47. You can wear loose cotton clothes to prevent chafing.
48. Keep the area dry with baby powder or cornstarch.
49. You can take aspirin, acetaminophen, or ibuprofen to relieve pain and fever.
50. Women who get herpes before becoming pregnant have a low risk of passing the virus to the baby.
51. Risk of infant herpes increases if mother gets herpes during final trimester of pregnancy.
52. A genital herpes diagnosis in a long-term, monogamous relationship does not mean a partner was unfaithful.
53. Herpes can be transmitted through oral sex.
54. There is no absolute cure for the herpes infection at this time.
55. If you have genital herpes, avoid (or reduce) activities that may affect OBs, like:
56. poor diet;
58. emotional or physical stress;
59. lack of sleep;
60. excess alcohol;
61. and surgical trauma.
62. Excessive friction during intercourse may trigger OBs.
63. Genital herpes does not mean that your sex life is over.
64. Approximately 70% of genital herpes cases result from asymptomatic shedding, when no signs or symptoms exist.
65. It’s been reported that people who tell their partners of their diagnosis are rarely rejected.
66. Herpes has not been found to affect fertility or ability to have children.
67. Research suggests that when someone has both HIV and HSV, the HIV virus may be increased in genital secretions, increasing the risk of HIV transmission to sexual partners.
68. Cold sores and canker sores are not related, though people mistake the two.
69. Cold sores are contagious.
70. Canker sores are not contagious.
71. Cold sores appear around the mouth and symptoms include:
72. tiny, fluid-filled blisters or sores around the mouth, surrounded by red (inflamed) skin;
73. days before appearance of blisters soreness or tingling around mouth area;
74. and, discomfort and appearance of blisters generally last between 7 and 10 days.
75. Cold sores can sometimes be found on nostrils, chin or fingers.
76. Oral herpes OB can occur from contact with someone who has an active lesion through activities like sharing eating utensils, razors and towels.
77. Cold sores typically heal without medicine But you may want to seek medical attention if:
78. the blisters don’t go away within one to two weeks;
79. you have a pre-existing health condition that has put your immune system at risk;
80. symptoms are severe;
81. you have frequent outbreaks;
82. or if eye irritation occurs.
83. Some people are at greater risk of contracting cold sores and should be avoided, including:
85. people with eczema;
86. or people with a suppressed immune system caused by cancer, AIDS or an organ transplant.
87. If herpes infects the eye, it can cause corneal scarring — one of the major causes of blindness in the U. S.
88. Expectant mothers must alert their physician if either she or her partner has genital herpes.
89. To protect yourself and your partner from contracting oral herpes and to avoid spreading it to other body parts:

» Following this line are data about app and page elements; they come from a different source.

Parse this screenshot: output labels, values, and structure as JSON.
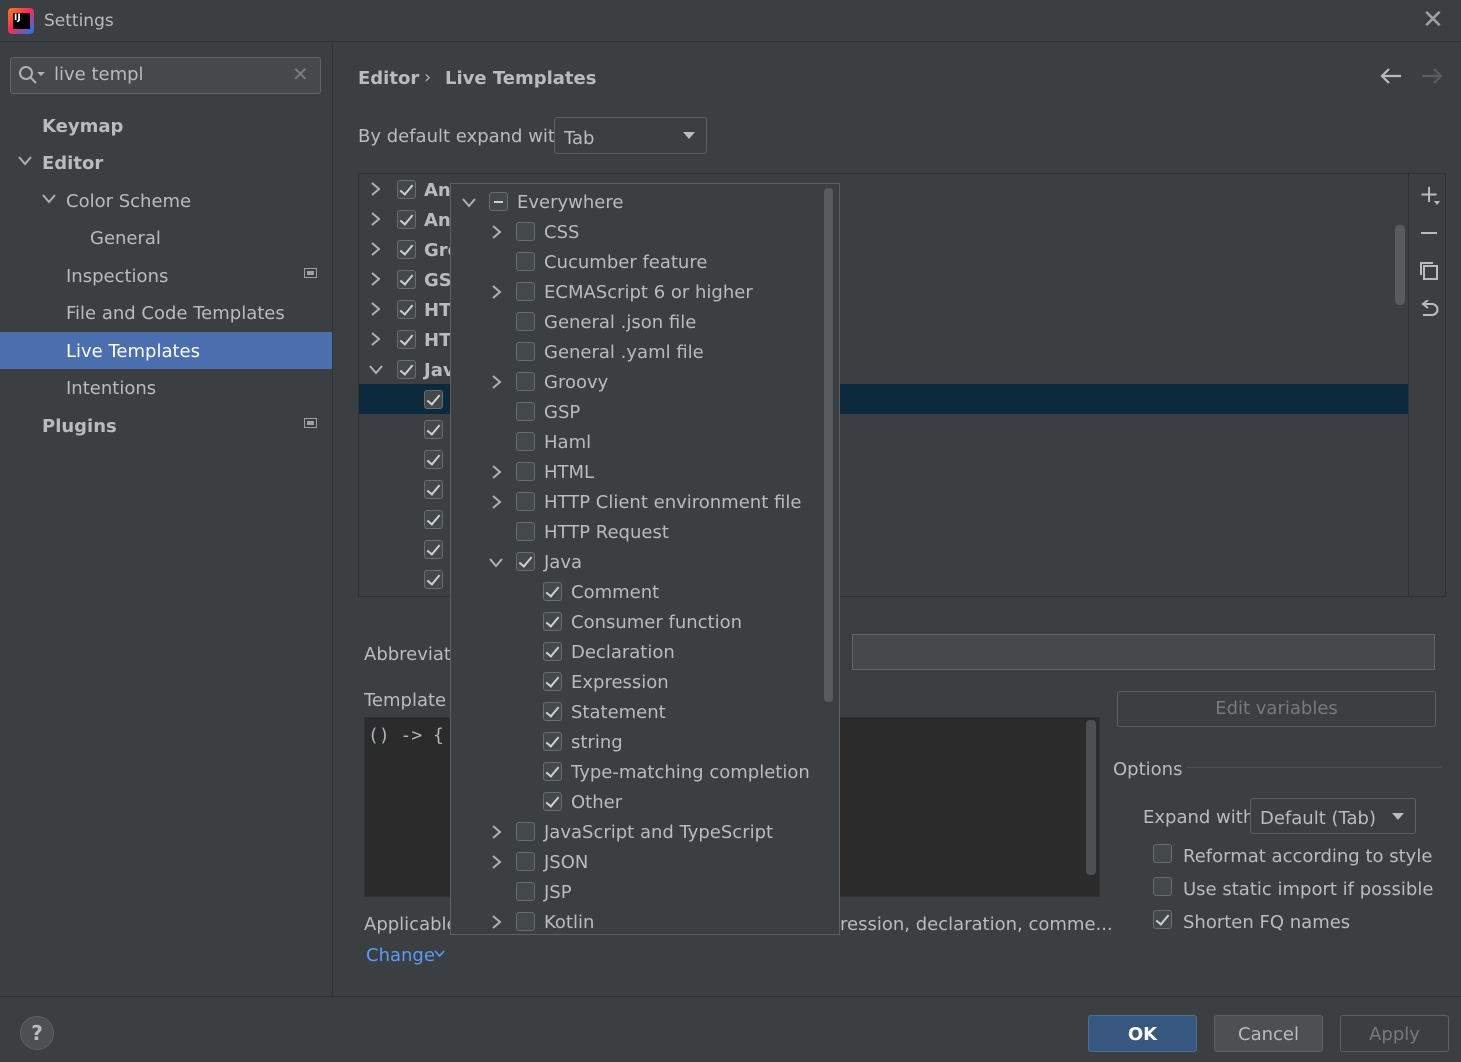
{
  "window": {
    "title": "Settings",
    "close_icon": "close-icon"
  },
  "search": {
    "value": "live templ"
  },
  "sidebar": {
    "items": [
      {
        "label": "Keymap"
      },
      {
        "label": "Editor"
      },
      {
        "label": "Color Scheme"
      },
      {
        "label": "General"
      },
      {
        "label": "Inspections"
      },
      {
        "label": "File and Code Templates"
      },
      {
        "label": "Live Templates",
        "selected": true
      },
      {
        "label": "Intentions"
      },
      {
        "label": "Plugins"
      }
    ]
  },
  "breadcrumb": {
    "parent": "Editor",
    "separator": "›",
    "current": "Live Templates"
  },
  "expand_default": {
    "label": "By default expand with",
    "value": "Tab"
  },
  "tree": {
    "groups": [
      "An",
      "An",
      "Gro",
      "GSI",
      "HT",
      "HT",
      "Jav"
    ]
  },
  "abbreviation": {
    "label": "Abbreviatio"
  },
  "template": {
    "label": "Template t",
    "code": "() -> {"
  },
  "edit_variables": {
    "label": "Edit variables"
  },
  "options": {
    "title": "Options",
    "expand_with_label": "Expand with",
    "expand_with_value": "Default (Tab)",
    "checks": [
      {
        "label": "Reformat according to style",
        "checked": false
      },
      {
        "label": "Use static import if possible",
        "checked": false
      },
      {
        "label": "Shorten FQ names",
        "checked": true
      }
    ]
  },
  "applicable": {
    "label": "Applicable",
    "tail": "ression, declaration, comme...",
    "change": "Change"
  },
  "popup": {
    "items": [
      {
        "label": "Everywhere",
        "level": 0,
        "expander": "open",
        "state": "mixed"
      },
      {
        "label": "CSS",
        "level": 1,
        "expander": "closed",
        "state": "off"
      },
      {
        "label": "Cucumber feature",
        "level": 1,
        "expander": "none",
        "state": "off"
      },
      {
        "label": "ECMAScript 6 or higher",
        "level": 1,
        "expander": "closed",
        "state": "off"
      },
      {
        "label": "General .json file",
        "level": 1,
        "expander": "none",
        "state": "off"
      },
      {
        "label": "General .yaml file",
        "level": 1,
        "expander": "none",
        "state": "off"
      },
      {
        "label": "Groovy",
        "level": 1,
        "expander": "closed",
        "state": "off"
      },
      {
        "label": "GSP",
        "level": 1,
        "expander": "none",
        "state": "off"
      },
      {
        "label": "Haml",
        "level": 1,
        "expander": "none",
        "state": "off"
      },
      {
        "label": "HTML",
        "level": 1,
        "expander": "closed",
        "state": "off"
      },
      {
        "label": "HTTP Client environment file",
        "level": 1,
        "expander": "closed",
        "state": "off"
      },
      {
        "label": "HTTP Request",
        "level": 1,
        "expander": "none",
        "state": "off"
      },
      {
        "label": "Java",
        "level": 1,
        "expander": "open",
        "state": "on"
      },
      {
        "label": "Comment",
        "level": 2,
        "expander": "none",
        "state": "on"
      },
      {
        "label": "Consumer function",
        "level": 2,
        "expander": "none",
        "state": "on"
      },
      {
        "label": "Declaration",
        "level": 2,
        "expander": "none",
        "state": "on"
      },
      {
        "label": "Expression",
        "level": 2,
        "expander": "none",
        "state": "on"
      },
      {
        "label": "Statement",
        "level": 2,
        "expander": "none",
        "state": "on"
      },
      {
        "label": "string",
        "level": 2,
        "expander": "none",
        "state": "on"
      },
      {
        "label": "Type-matching completion",
        "level": 2,
        "expander": "none",
        "state": "on"
      },
      {
        "label": "Other",
        "level": 2,
        "expander": "none",
        "state": "on"
      },
      {
        "label": "JavaScript and TypeScript",
        "level": 1,
        "expander": "closed",
        "state": "off"
      },
      {
        "label": "JSON",
        "level": 1,
        "expander": "closed",
        "state": "off"
      },
      {
        "label": "JSP",
        "level": 1,
        "expander": "none",
        "state": "off"
      },
      {
        "label": "Kotlin",
        "level": 1,
        "expander": "closed",
        "state": "off"
      }
    ]
  },
  "footer": {
    "help": "?",
    "ok": "OK",
    "cancel": "Cancel",
    "apply": "Apply"
  }
}
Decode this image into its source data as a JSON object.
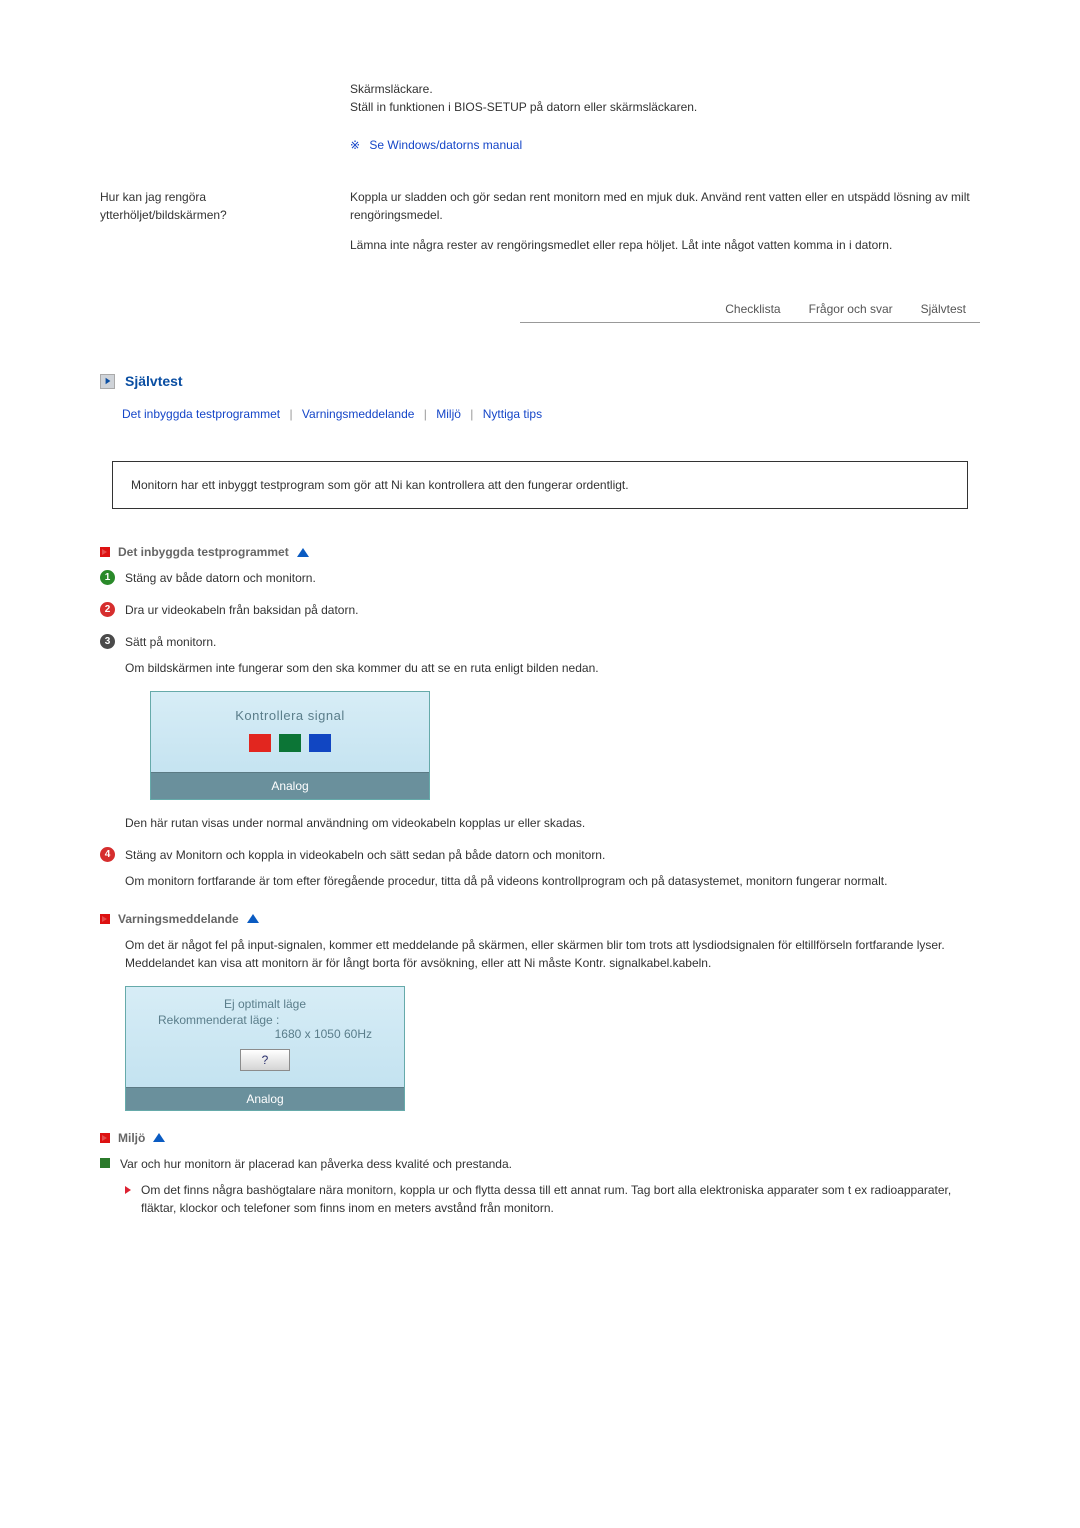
{
  "top_block": {
    "line1": "Skärmsläckare.",
    "line2": "Ställ in funktionen i BIOS-SETUP på datorn eller skärmsläckaren.",
    "manual_link": "Se Windows/datorns manual"
  },
  "qa": {
    "question": "Hur kan jag rengöra ytterhöljet/bildskärmen?",
    "answer1": "Koppla ur sladden och gör sedan rent monitorn med en mjuk duk. Använd rent vatten eller en utspädd lösning av milt rengöringsmedel.",
    "answer2": "Lämna inte några rester av rengöringsmedlet eller repa höljet. Låt inte något vatten komma in i datorn."
  },
  "tabs": {
    "t1": "Checklista",
    "t2": "Frågor och svar",
    "t3": "Självtest"
  },
  "section": {
    "title": "Självtest"
  },
  "sublinks": {
    "l1": "Det inbyggda testprogrammet",
    "l2": "Varningsmeddelande",
    "l3": "Miljö",
    "l4": "Nyttiga tips"
  },
  "intro": "Monitorn har ett inbyggt testprogram som gör att Ni kan kontrollera att den fungerar ordentligt.",
  "sub1": {
    "title": "Det inbyggda testprogrammet"
  },
  "steps": {
    "s1": "Stäng av både datorn och monitorn.",
    "s2": "Dra ur videokabeln från baksidan på datorn.",
    "s3": "Sätt på monitorn.",
    "s3b": "Om bildskärmen inte fungerar som den ska kommer du att se en ruta enligt bilden nedan.",
    "s3c": "Den här rutan visas under normal användning om videokabeln kopplas ur eller skadas.",
    "s4": "Stäng av Monitorn och koppla in videokabeln och sätt sedan på både datorn och monitorn.",
    "s4b": "Om monitorn fortfarande är tom efter föregående procedur, titta då på videons kontrollprogram och på datasystemet, monitorn fungerar normalt."
  },
  "monitor1": {
    "title": "Kontrollera signal",
    "footer": "Analog"
  },
  "sub2": {
    "title": "Varningsmeddelande",
    "body": "Om det är något fel på input-signalen, kommer ett meddelande på skärmen, eller skärmen blir tom trots att lysdiodsignalen för eltillförseln fortfarande lyser. Meddelandet kan visa att monitorn är för långt borta för avsökning, eller att Ni måste Kontr. signalkabel.kabeln."
  },
  "monitor2": {
    "l1": "Ej optimalt läge",
    "l2": "Rekommenderat läge :",
    "l3": "1680 x 1050  60Hz",
    "btn": "?",
    "footer": "Analog"
  },
  "sub3": {
    "title": "Miljö",
    "b1": "Var och hur monitorn är placerad kan påverka dess kvalité och prestanda.",
    "b2": "Om det finns några bashögtalare nära monitorn, koppla ur och flytta dessa till ett annat rum. Tag bort alla elektroniska apparater som t ex radioapparater, fläktar, klockor och telefoner som finns inom en meters avstånd från monitorn."
  }
}
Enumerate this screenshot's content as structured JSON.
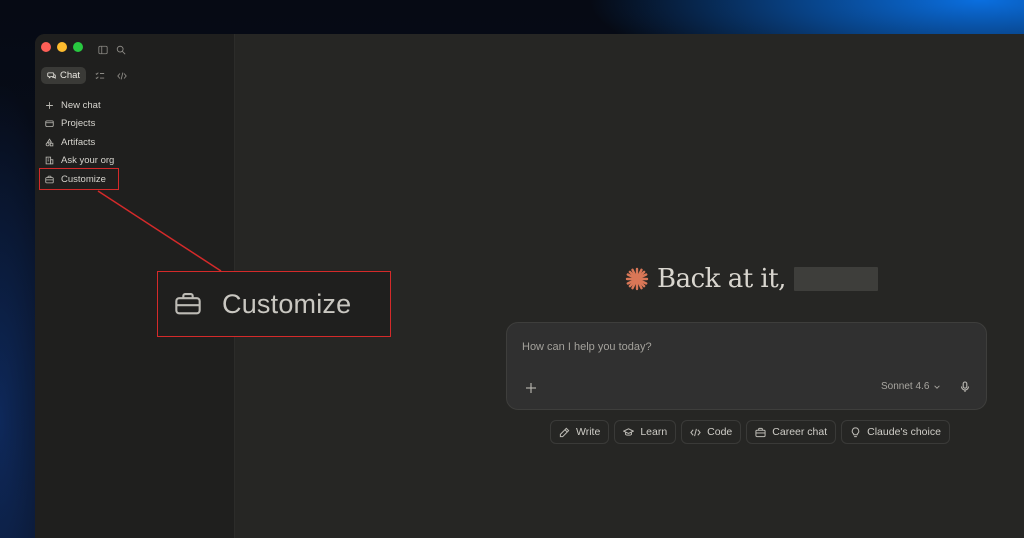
{
  "sidebar": {
    "mode_tabs": {
      "chat_label": "Chat"
    },
    "items": [
      {
        "label": "New chat",
        "icon": "plus-icon"
      },
      {
        "label": "Projects",
        "icon": "folder-icon"
      },
      {
        "label": "Artifacts",
        "icon": "shapes-icon"
      },
      {
        "label": "Ask your org",
        "icon": "building-icon"
      },
      {
        "label": "Customize",
        "icon": "briefcase-icon"
      }
    ]
  },
  "callout": {
    "label": "Customize",
    "icon": "briefcase-icon",
    "color": "#d42a2a"
  },
  "greeting": {
    "text": "Back at it,",
    "icon": "claude-spark-icon",
    "accent": "#d97757"
  },
  "composer": {
    "placeholder": "How can I help you today?",
    "model": "Sonnet 4.6"
  },
  "chips": [
    {
      "label": "Write",
      "icon": "pencil-icon"
    },
    {
      "label": "Learn",
      "icon": "graduation-cap-icon"
    },
    {
      "label": "Code",
      "icon": "code-icon"
    },
    {
      "label": "Career chat",
      "icon": "briefcase-icon"
    },
    {
      "label": "Claude's choice",
      "icon": "lightbulb-icon"
    }
  ]
}
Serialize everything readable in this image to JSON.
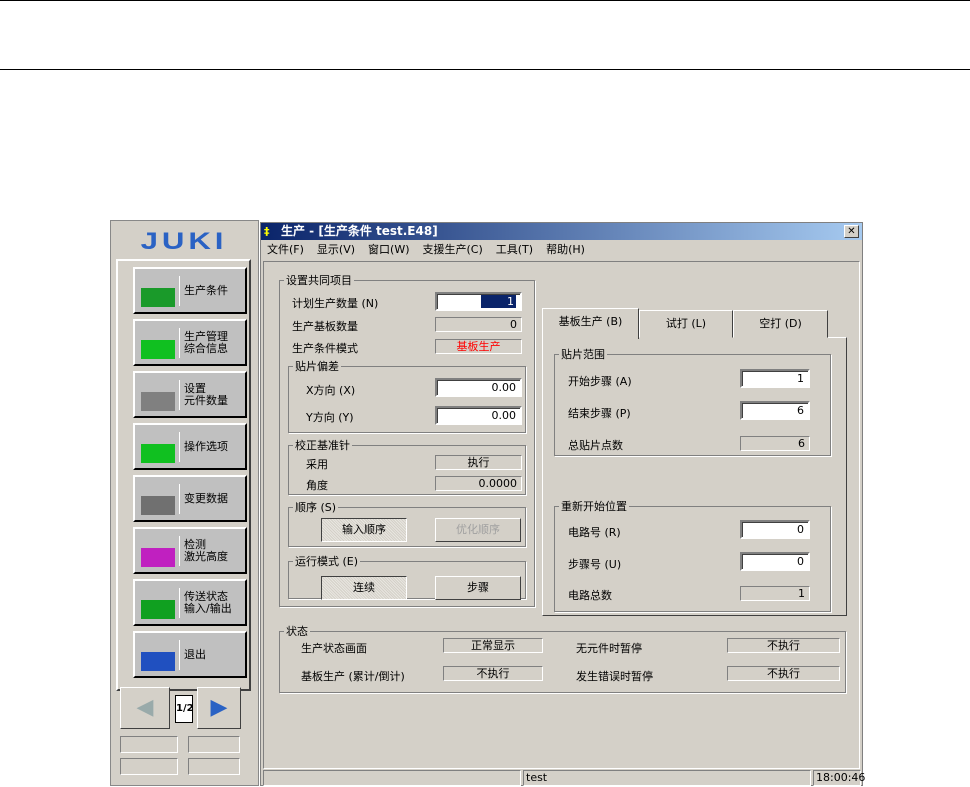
{
  "sidebar": {
    "logo": "JUKI",
    "buttons": [
      {
        "label": "生产条件",
        "icon": "pcb-hand-icon"
      },
      {
        "label": "生产管理\n综合信息",
        "icon": "nozzle-info-icon"
      },
      {
        "label": "设置\n元件数量",
        "icon": "component-count-icon"
      },
      {
        "label": "操作选项",
        "icon": "nozzle-hand-icon"
      },
      {
        "label": "变更数据",
        "icon": "edit-pen-icon"
      },
      {
        "label": "检测\n激光高度",
        "icon": "laser-height-icon"
      },
      {
        "label": "传送状态\n输入/输出",
        "icon": "conveyor-icon"
      },
      {
        "label": "退出",
        "icon": "exit-door-icon"
      }
    ],
    "page": "1/2"
  },
  "window": {
    "title": "生产 - [生产条件 test.E48]",
    "close": "✕",
    "menu": [
      "文件(F)",
      "显示(V)",
      "窗口(W)",
      "支援生产(C)",
      "工具(T)",
      "帮助(H)"
    ],
    "common": {
      "legend": "设置共同项目",
      "plan_label": "计划生产数量 (N)",
      "plan_value": "1",
      "boards_label": "生产基板数量",
      "boards_value": "0",
      "mode_label": "生产条件模式",
      "mode_value": "基板生产",
      "mode_color": "#ff0000",
      "offset": {
        "legend": "贴片偏差",
        "x_label": "X方向 (X)",
        "x_value": "0.00",
        "y_label": "Y方向 (Y)",
        "y_value": "0.00"
      },
      "pin": {
        "legend": "校正基准针",
        "use_label": "采用",
        "use_value": "执行",
        "angle_label": "角度",
        "angle_value": "0.0000"
      },
      "order": {
        "legend": "顺序 (S)",
        "input": "输入顺序",
        "optimize": "优化顺序"
      },
      "run": {
        "legend": "运行模式 (E)",
        "continuous": "连续",
        "step": "步骤"
      }
    },
    "tabs": [
      "基板生产 (B)",
      "试打 (L)",
      "空打 (D)"
    ],
    "range": {
      "legend": "贴片范围",
      "start_label": "开始步骤 (A)",
      "start_value": "1",
      "end_label": "结束步骤 (P)",
      "end_value": "6",
      "total_label": "总贴片点数",
      "total_value": "6"
    },
    "restart": {
      "legend": "重新开始位置",
      "circuit_label": "电路号 (R)",
      "circuit_value": "0",
      "step_label": "步骤号 (U)",
      "step_value": "0",
      "total_label": "电路总数",
      "total_value": "1"
    },
    "state": {
      "legend": "状态",
      "items": [
        {
          "label": "生产状态画面",
          "value": "正常显示"
        },
        {
          "label": "无元件时暂停",
          "value": "不执行"
        },
        {
          "label": "基板生产 (累计/倒计)",
          "value": "不执行"
        },
        {
          "label": "发生错误时暂停",
          "value": "不执行"
        }
      ]
    },
    "statusbar": {
      "file": "test",
      "time": "18:00:46"
    }
  }
}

90. don’t kiss or have skin contact with infected persons during an OB;
91. don’t share items like eating utensils, towels, lip balm;
92. during OBs, wash your hands carefully and regularly;
93. use caution when touching other body parts, especially eyes and genitals
94. avoid stressful situations, like cold or flu, lack of sleep or prolonged sun exposure without sunblock;
95. and, use sunblock on lips and face prior to prolonged sun exposure- in winter and summer.
96. In some cases, the decision to not use condoms may be agreed upon in a relationship where both partners understand the risks of contracting genital herpes.
97. Because of society’s negative misconceptions about genital herpes, you should prepare yourself before approaching others about the topic.
98. Discuss your genital herpes with a partner when you are not ‘in the mood’ for sex, when you’re feeling confident, and when you can pay full attention to the conversation.
99. Anywhere you feel safe and comfortable is a good place to talk about herpes with a partner.
100. Discussing genital herpes may strengthen your relationship and bring you closer together as a couple.
101. Some people find that seeking counseling helps them cope with their diagnosis.